I realize that I’m just one lone user in a sea of millions, so my switch to using Yahoo for search is unlikely to make a dent for you. For me though this is a big deal. I’ve relied on your services for years and hate the idea that I won’t be able to continue to use them for years to come. You better not screw up Gmail or Gcal, exporting all that data to another service would not be fun.
At some point in the future I’ll be checking back, hopefully by then you’ll have gotten over your “Joseph is a virus” obsession. Because I’m sure there are lots of spyware applications out there looking for city boundary maps of the city of Sandy, Utah.
I was thinking a little bit about the Yahoo/Google/Microsoft battles this morning. Sure, I almost always uses Google for search, but then it dawned on me that there is a Yahoo site that I use on a regular basis (if not daily, darn close to it), del.icio.us. It is far and away the Yahoo service that I use the most. Coming in second would have to be Flickr, but that is a pretty distant second.
It has been almost two years since Yahoo purchased del.icio.us. And more than a year since I’ve seen any talk about how much traffic they get. It would be nice to get an anniversary update.
Douglas Crockford presents “An Inconvenient API: The Theory of the DOM” in a three part video series at Yahoo!. Depending on how you look at things this is either really exciting or really depressing
Go read through some of their comments, especially Dustin Diaz‘s example on using PHPs ob_start (“ob_gzhandler”); to make compressing easy.
So now Yahoo has purchased Del.icio.us. There aren’t many details in the announcement, so we’ll have to wait and see where this goes. Hopefully this goes better than the purchase of Blo.gs, which has been up and down since their buyout. The Blo.gs home page has been down for the last few days, with a note indicating that it should be back up in a few days (as of 7 Dec 2005).

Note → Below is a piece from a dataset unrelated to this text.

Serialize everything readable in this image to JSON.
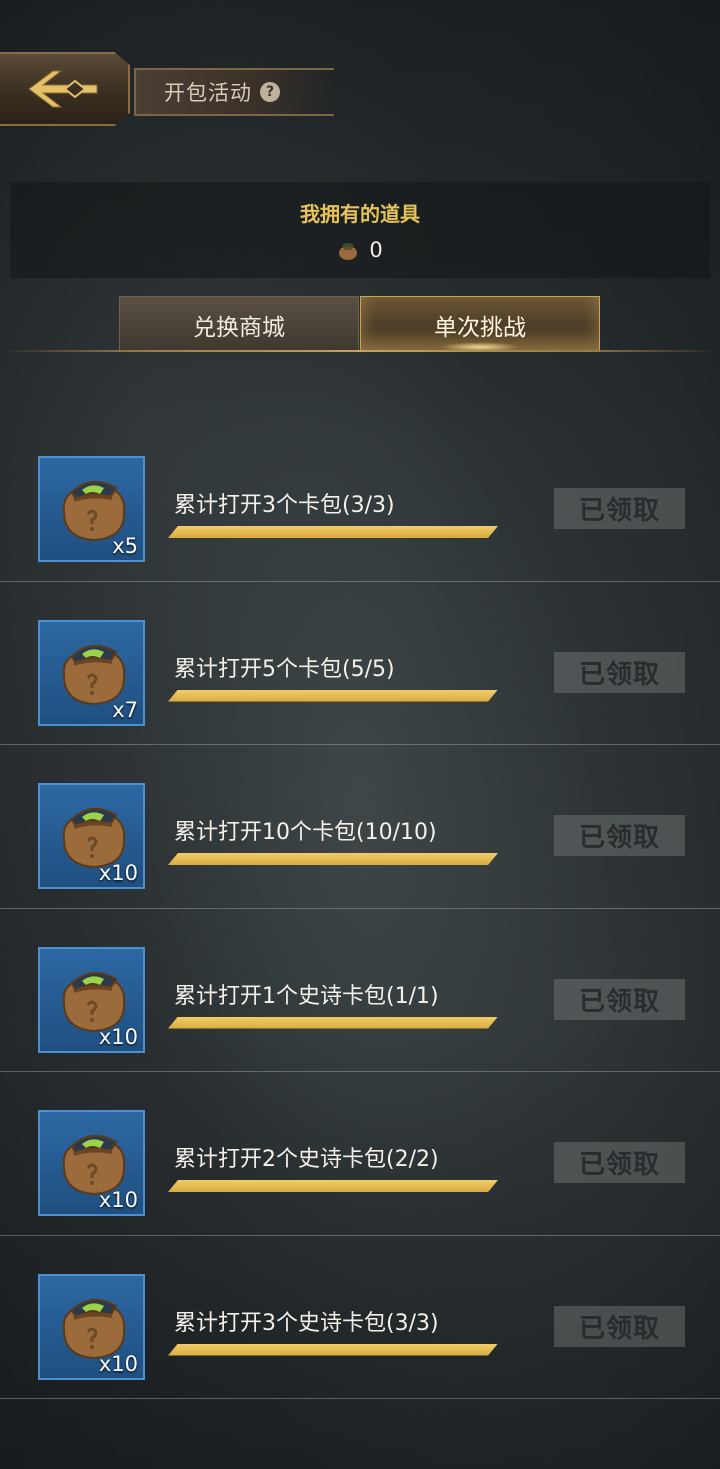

Although some people were pretty ticked off with having to merge their Yahoo and Flickr accounts after Flickr was bought out, for the most part it seems to have been operating well since then. I’m sure everyone will be wondering if they same sort of account merger will happen, especially given Yahoo’s My Web 2.0 service. Will they try to merge everything into My Web 2.0?
I suspect that the growth of Del.icio.us made this move a given. Without more money and resources it would be difficult to continue operations with the type of growth they’ve seen.
Okay Yahoo, this is another change to will people over, by not screwing this up. Loyal customers aren’t made when you sell them something, they are made when you fix things that are broken.
UPDATE 12:20pm 9 Dec 2005: Yahoo also has an announcement of the purchase on their blog.
The Yahoo Publisher Network (YPN) now supports having their ads placed in feeds (RSS, ATOM). It looks like only Movable Type and WordPress are currently supported. Instructions for adding ads to your feeds are provided, but the images they used are barely readable. The WordPress screen shots are bordering on useless they are so difficult to read. Somebody should have caught that before these instructions were posted.
I’ve added the YPN ad feed code to the feeds for this blog to try this out. If these ads work in a reasonable way then Yahoo may have taken a big step forward over Google AdSense by supporting WordPress in addition to Movable Type.
Kottke posted some ideas on how the WebOS will develop. It’s an interesting read that looks at the development of a WebOS from the point of view of Google, Yahoo, Mozilla, Microsoft and Apple. No matter how the details play out, I’d expect all of the players involved to fight pretty hard to for their share of the market. This will be most true of Microsoft, who has the most resources to fight with and has the most to loose.